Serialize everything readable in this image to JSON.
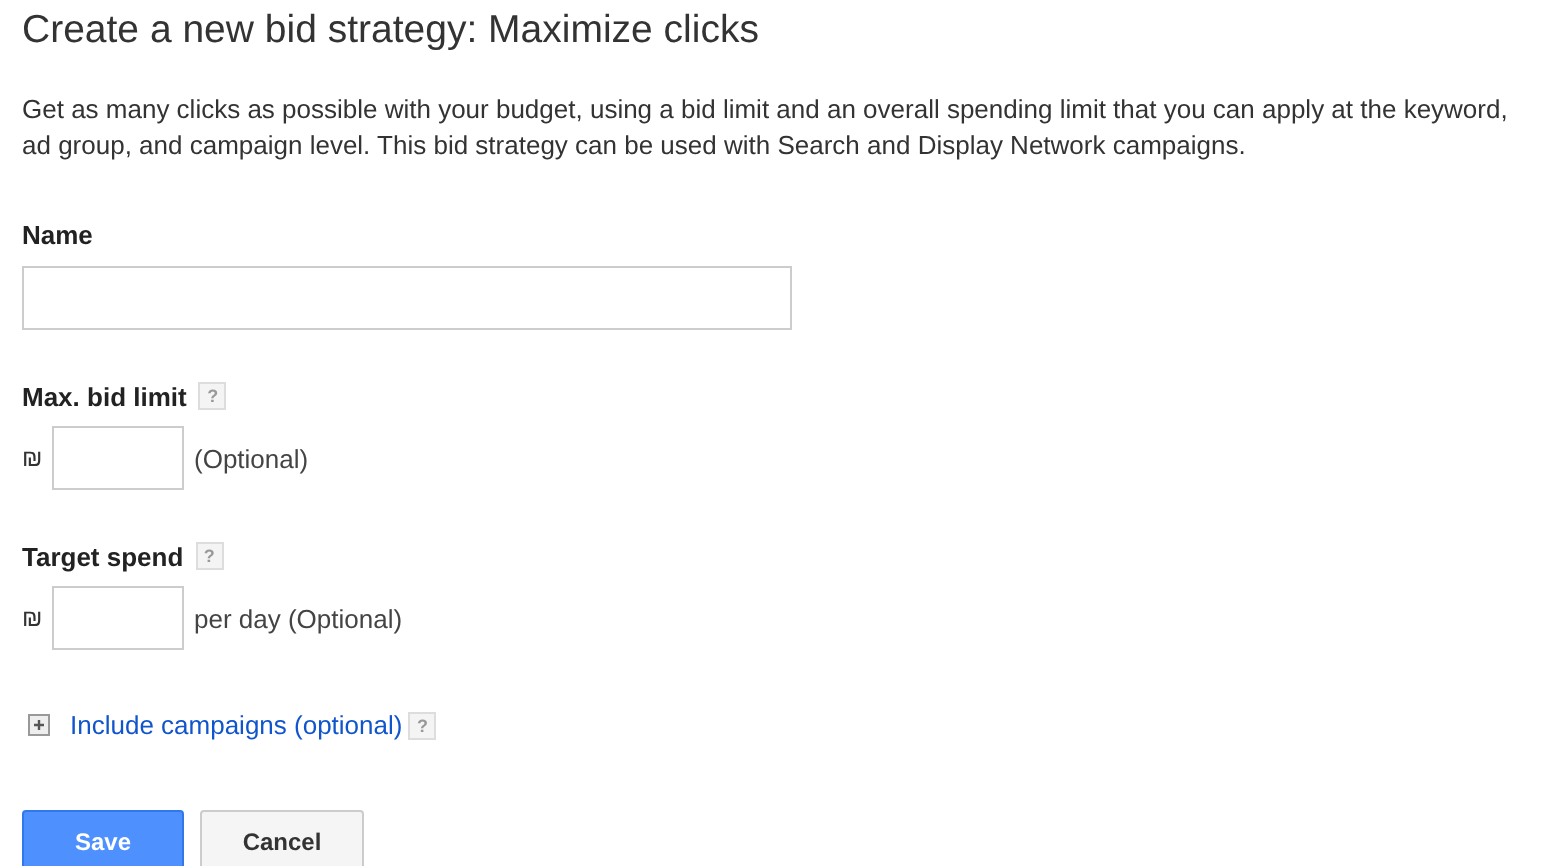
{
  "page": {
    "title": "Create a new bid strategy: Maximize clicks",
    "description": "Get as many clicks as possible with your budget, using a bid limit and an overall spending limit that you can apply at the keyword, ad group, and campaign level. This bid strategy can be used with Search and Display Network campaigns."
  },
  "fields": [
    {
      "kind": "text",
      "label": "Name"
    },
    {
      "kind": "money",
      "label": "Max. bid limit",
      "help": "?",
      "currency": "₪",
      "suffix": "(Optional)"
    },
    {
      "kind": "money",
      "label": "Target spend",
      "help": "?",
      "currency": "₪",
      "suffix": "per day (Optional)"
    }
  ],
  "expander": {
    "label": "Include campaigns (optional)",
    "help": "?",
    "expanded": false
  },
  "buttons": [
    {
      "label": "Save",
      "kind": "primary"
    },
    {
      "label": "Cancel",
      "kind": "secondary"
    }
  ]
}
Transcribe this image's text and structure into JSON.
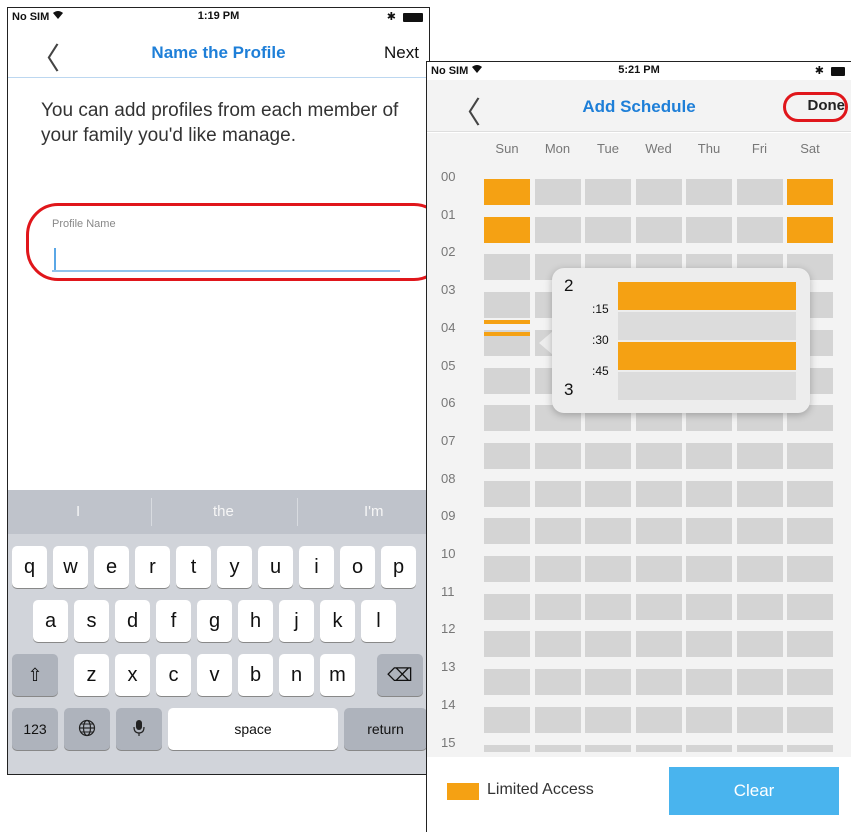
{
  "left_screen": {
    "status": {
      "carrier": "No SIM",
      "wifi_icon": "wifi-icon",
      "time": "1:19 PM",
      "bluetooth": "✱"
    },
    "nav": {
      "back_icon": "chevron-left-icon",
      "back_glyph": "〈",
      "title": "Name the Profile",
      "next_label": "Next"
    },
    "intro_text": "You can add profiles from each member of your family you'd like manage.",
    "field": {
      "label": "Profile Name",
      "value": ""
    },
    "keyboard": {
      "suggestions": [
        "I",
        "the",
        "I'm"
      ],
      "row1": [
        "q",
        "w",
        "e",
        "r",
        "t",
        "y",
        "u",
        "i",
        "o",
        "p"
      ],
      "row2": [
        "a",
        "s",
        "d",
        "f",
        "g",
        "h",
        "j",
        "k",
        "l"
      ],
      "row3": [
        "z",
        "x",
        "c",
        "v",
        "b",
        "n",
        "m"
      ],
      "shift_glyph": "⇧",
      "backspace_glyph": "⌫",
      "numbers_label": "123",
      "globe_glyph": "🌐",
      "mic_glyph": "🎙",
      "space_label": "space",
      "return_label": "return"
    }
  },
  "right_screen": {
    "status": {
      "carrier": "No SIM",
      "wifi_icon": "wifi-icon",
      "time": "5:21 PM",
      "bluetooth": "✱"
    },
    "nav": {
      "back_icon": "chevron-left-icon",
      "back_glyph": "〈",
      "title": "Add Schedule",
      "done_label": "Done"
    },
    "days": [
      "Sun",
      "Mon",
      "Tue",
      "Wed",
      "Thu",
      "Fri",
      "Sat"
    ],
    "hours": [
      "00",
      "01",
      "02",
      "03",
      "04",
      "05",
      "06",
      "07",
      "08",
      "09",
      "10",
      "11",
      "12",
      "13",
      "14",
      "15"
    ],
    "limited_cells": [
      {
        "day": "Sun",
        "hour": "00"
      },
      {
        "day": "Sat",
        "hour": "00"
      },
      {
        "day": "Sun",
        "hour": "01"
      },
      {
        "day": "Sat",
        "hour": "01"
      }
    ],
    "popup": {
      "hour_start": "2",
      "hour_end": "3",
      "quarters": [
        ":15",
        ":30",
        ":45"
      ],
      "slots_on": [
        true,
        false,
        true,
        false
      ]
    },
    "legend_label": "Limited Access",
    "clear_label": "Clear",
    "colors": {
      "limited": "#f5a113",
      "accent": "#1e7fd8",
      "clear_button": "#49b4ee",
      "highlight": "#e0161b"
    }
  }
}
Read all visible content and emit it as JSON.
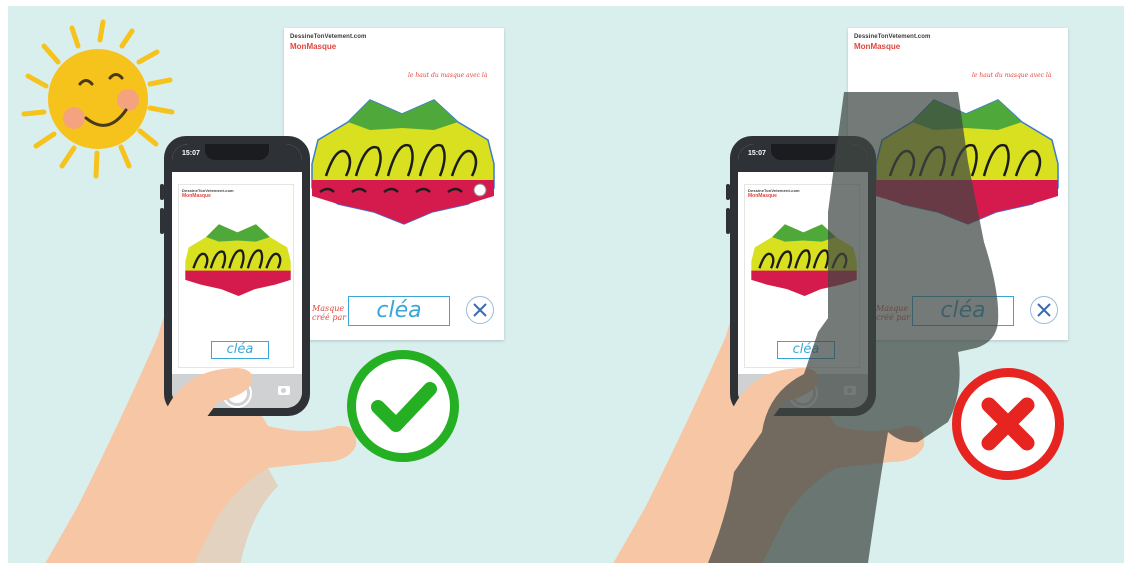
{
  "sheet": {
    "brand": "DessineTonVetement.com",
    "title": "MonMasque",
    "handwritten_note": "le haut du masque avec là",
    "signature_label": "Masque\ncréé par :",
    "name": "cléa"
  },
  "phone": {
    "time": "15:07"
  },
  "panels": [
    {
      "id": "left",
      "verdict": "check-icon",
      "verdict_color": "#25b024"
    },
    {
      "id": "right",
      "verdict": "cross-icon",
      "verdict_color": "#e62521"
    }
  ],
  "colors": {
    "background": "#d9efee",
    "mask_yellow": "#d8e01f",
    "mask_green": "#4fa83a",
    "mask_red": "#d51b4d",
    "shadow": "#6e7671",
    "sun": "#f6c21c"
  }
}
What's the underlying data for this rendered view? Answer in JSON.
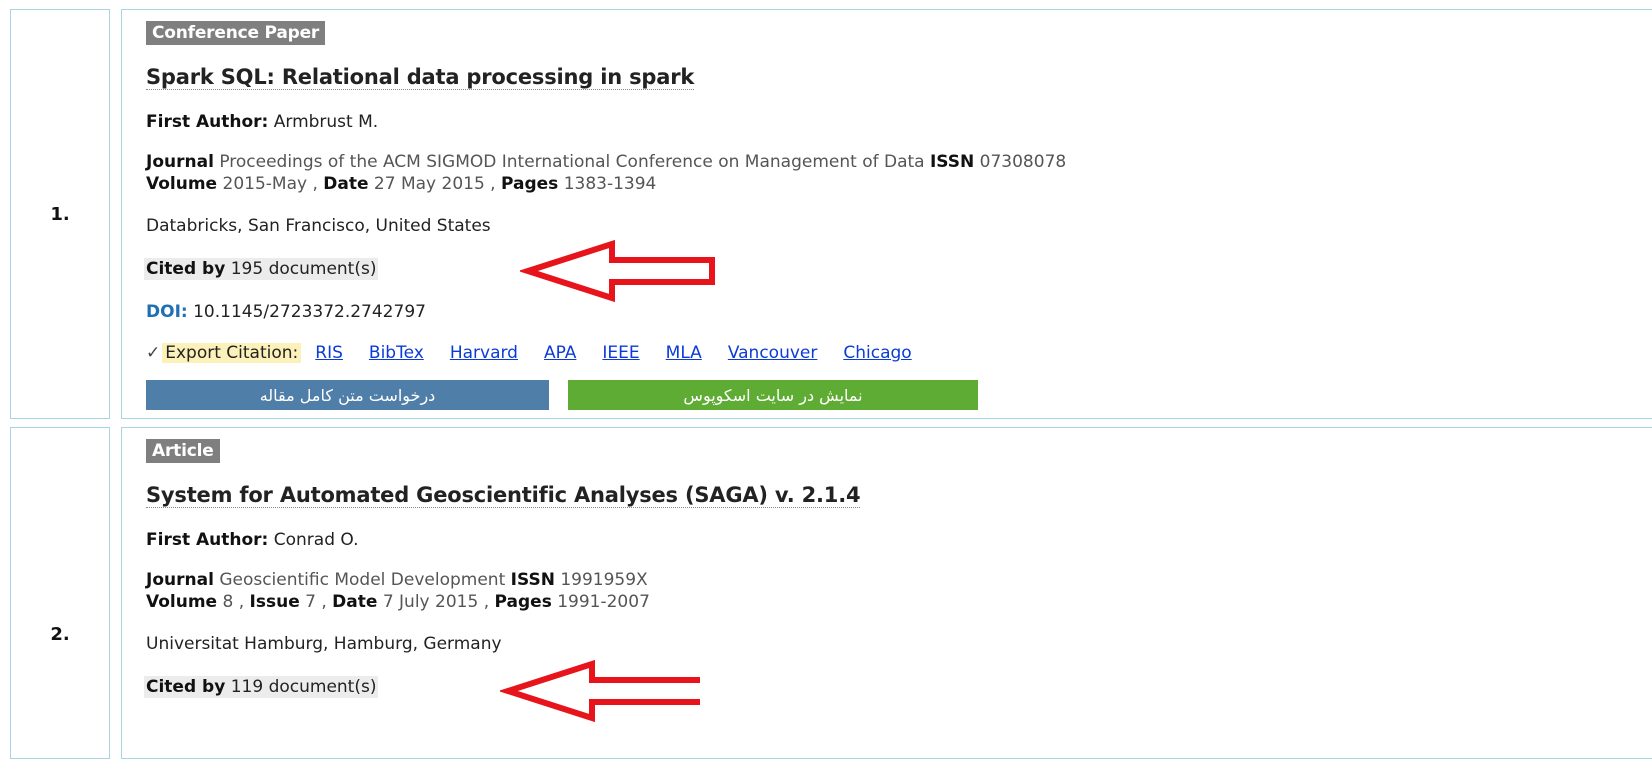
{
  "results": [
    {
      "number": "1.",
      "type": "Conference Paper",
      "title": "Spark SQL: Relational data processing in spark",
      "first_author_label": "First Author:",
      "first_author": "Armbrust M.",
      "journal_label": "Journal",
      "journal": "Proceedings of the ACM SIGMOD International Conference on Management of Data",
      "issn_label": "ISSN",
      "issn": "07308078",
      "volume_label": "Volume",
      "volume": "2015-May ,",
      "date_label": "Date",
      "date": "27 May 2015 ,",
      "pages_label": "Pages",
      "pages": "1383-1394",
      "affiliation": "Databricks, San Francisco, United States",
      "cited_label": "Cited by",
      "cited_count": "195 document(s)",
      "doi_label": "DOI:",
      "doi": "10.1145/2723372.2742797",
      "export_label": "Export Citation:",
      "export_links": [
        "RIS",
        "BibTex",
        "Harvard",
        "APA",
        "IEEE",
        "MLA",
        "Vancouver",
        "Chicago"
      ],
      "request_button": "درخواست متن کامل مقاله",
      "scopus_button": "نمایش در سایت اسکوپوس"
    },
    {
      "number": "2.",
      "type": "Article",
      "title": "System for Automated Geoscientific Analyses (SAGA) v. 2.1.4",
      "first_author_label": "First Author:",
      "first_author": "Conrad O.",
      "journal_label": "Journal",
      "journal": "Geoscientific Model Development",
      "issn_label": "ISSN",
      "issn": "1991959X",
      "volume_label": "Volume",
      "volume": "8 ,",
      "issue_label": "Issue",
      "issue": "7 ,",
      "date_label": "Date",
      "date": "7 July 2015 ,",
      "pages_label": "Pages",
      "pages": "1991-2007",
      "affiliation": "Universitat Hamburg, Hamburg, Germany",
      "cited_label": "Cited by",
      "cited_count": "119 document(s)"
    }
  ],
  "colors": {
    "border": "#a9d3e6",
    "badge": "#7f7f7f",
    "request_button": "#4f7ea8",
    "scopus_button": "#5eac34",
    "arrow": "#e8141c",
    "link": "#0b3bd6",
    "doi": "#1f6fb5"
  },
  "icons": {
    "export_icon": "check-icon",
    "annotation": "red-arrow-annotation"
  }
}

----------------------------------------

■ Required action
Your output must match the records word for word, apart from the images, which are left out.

■ Written reply
Serialize everything readable in this image to JSON.
{
  "page": {
    "title": "Create a new bid strategy: Maximize clicks",
    "description": "Get as many clicks as possible with your budget, using a bid limit and an overall spending limit that you can apply at the keyword, ad group, and campaign level. This bid strategy can be used with Search and Display Network campaigns."
  },
  "fields": [
    {
      "kind": "text",
      "label": "Name"
    },
    {
      "kind": "money",
      "label": "Max. bid limit",
      "help": "?",
      "currency": "₪",
      "suffix": "(Optional)"
    },
    {
      "kind": "money",
      "label": "Target spend",
      "help": "?",
      "currency": "₪",
      "suffix": "per day (Optional)"
    }
  ],
  "expander": {
    "label": "Include campaigns (optional)",
    "help": "?",
    "expanded": false
  },
  "buttons": [
    {
      "label": "Save",
      "kind": "primary"
    },
    {
      "label": "Cancel",
      "kind": "secondary"
    }
  ]
}
Transcribe this image's text and structure into JSON.
{
  "left_screen": {
    "status": {
      "carrier": "No SIM",
      "wifi_icon": "wifi-icon",
      "time": "1:19 PM",
      "bluetooth": "✱"
    },
    "nav": {
      "back_icon": "chevron-left-icon",
      "back_glyph": "〈",
      "title": "Name the Profile",
      "next_label": "Next"
    },
    "intro_text": "You can add profiles from each member of your family you'd like manage.",
    "field": {
      "label": "Profile Name",
      "value": ""
    },
    "keyboard": {
      "suggestions": [
        "I",
        "the",
        "I'm"
      ],
      "row1": [
        "q",
        "w",
        "e",
        "r",
        "t",
        "y",
        "u",
        "i",
        "o",
        "p"
      ],
      "row2": [
        "a",
        "s",
        "d",
        "f",
        "g",
        "h",
        "j",
        "k",
        "l"
      ],
      "row3": [
        "z",
        "x",
        "c",
        "v",
        "b",
        "n",
        "m"
      ],
      "shift_glyph": "⇧",
      "backspace_glyph": "⌫",
      "numbers_label": "123",
      "globe_glyph": "🌐",
      "mic_glyph": "🎙",
      "space_label": "space",
      "return_label": "return"
    }
  },
  "right_screen": {
    "status": {
      "carrier": "No SIM",
      "wifi_icon": "wifi-icon",
      "time": "5:21 PM",
      "bluetooth": "✱"
    },
    "nav": {
      "back_icon": "chevron-left-icon",
      "back_glyph": "〈",
      "title": "Add Schedule",
      "done_label": "Done"
    },
    "days": [
      "Sun",
      "Mon",
      "Tue",
      "Wed",
      "Thu",
      "Fri",
      "Sat"
    ],
    "hours": [
      "00",
      "01",
      "02",
      "03",
      "04",
      "05",
      "06",
      "07",
      "08",
      "09",
      "10",
      "11",
      "12",
      "13",
      "14",
      "15"
    ],
    "limited_cells": [
      {
        "day": "Sun",
        "hour": "00"
      },
      {
        "day": "Sat",
        "hour": "00"
      },
      {
        "day": "Sun",
        "hour": "01"
      },
      {
        "day": "Sat",
        "hour": "01"
      }
    ],
    "popup": {
      "hour_start": "2",
      "hour_end": "3",
      "quarters": [
        ":15",
        ":30",
        ":45"
      ],
      "slots_on": [
        true,
        false,
        true,
        false
      ]
    },
    "legend_label": "Limited Access",
    "clear_label": "Clear",
    "colors": {
      "limited": "#f5a113",
      "accent": "#1e7fd8",
      "clear_button": "#49b4ee",
      "highlight": "#e0161b"
    }
  }
}
Read all visible content and emit it as JSON.
{
  "sheet": {
    "brand": "DessineTonVetement.com",
    "title": "MonMasque",
    "handwritten_note": "le haut du masque avec là",
    "signature_label": "Masque\ncréé par :",
    "name": "cléa"
  },
  "phone": {
    "time": "15:07"
  },
  "panels": [
    {
      "id": "left",
      "verdict": "check-icon",
      "verdict_color": "#25b024"
    },
    {
      "id": "right",
      "verdict": "cross-icon",
      "verdict_color": "#e62521"
    }
  ],
  "colors": {
    "background": "#d9efee",
    "mask_yellow": "#d8e01f",
    "mask_green": "#4fa83a",
    "mask_red": "#d51b4d",
    "shadow": "#6e7671",
    "sun": "#f6c21c"
  }
}
What's the underlying data for this rendered view? Answer in JSON.
{
  "results": [
    {
      "number": "1.",
      "type": "Conference Paper",
      "title": "Spark SQL: Relational data processing in spark",
      "first_author_label": "First Author:",
      "first_author": "Armbrust M.",
      "journal_label": "Journal",
      "journal": "Proceedings of the ACM SIGMOD International Conference on Management of Data",
      "issn_label": "ISSN",
      "issn": "07308078",
      "volume_label": "Volume",
      "volume": "2015-May ,",
      "date_label": "Date",
      "date": "27 May 2015 ,",
      "pages_label": "Pages",
      "pages": "1383-1394",
      "affiliation": "Databricks, San Francisco, United States",
      "cited_label": "Cited by",
      "cited_count": "195 document(s)",
      "doi_label": "DOI:",
      "doi": "10.1145/2723372.2742797",
      "export_label": "Export Citation:",
      "export_links": [
        "RIS",
        "BibTex",
        "Harvard",
        "APA",
        "IEEE",
        "MLA",
        "Vancouver",
        "Chicago"
      ],
      "request_button": "درخواست متن کامل مقاله",
      "scopus_button": "نمایش در سایت اسکوپوس"
    },
    {
      "number": "2.",
      "type": "Article",
      "title": "System for Automated Geoscientific Analyses (SAGA) v. 2.1.4",
      "first_author_label": "First Author:",
      "first_author": "Conrad O.",
      "journal_label": "Journal",
      "journal": "Geoscientific Model Development",
      "issn_label": "ISSN",
      "issn": "1991959X",
      "volume_label": "Volume",
      "volume": "8 ,",
      "issue_label": "Issue",
      "issue": "7 ,",
      "date_label": "Date",
      "date": "7 July 2015 ,",
      "pages_label": "Pages",
      "pages": "1991-2007",
      "affiliation": "Universitat Hamburg, Hamburg, Germany",
      "cited_label": "Cited by",
      "cited_count": "119 document(s)"
    }
  ],
  "colors": {
    "border": "#a9d3e6",
    "badge": "#7f7f7f",
    "request_button": "#4f7ea8",
    "scopus_button": "#5eac34",
    "arrow": "#e8141c",
    "link": "#0b3bd6",
    "doi": "#1f6fb5"
  },
  "icons": {
    "export_icon": "check-icon",
    "annotation": "red-arrow-annotation"
  }
}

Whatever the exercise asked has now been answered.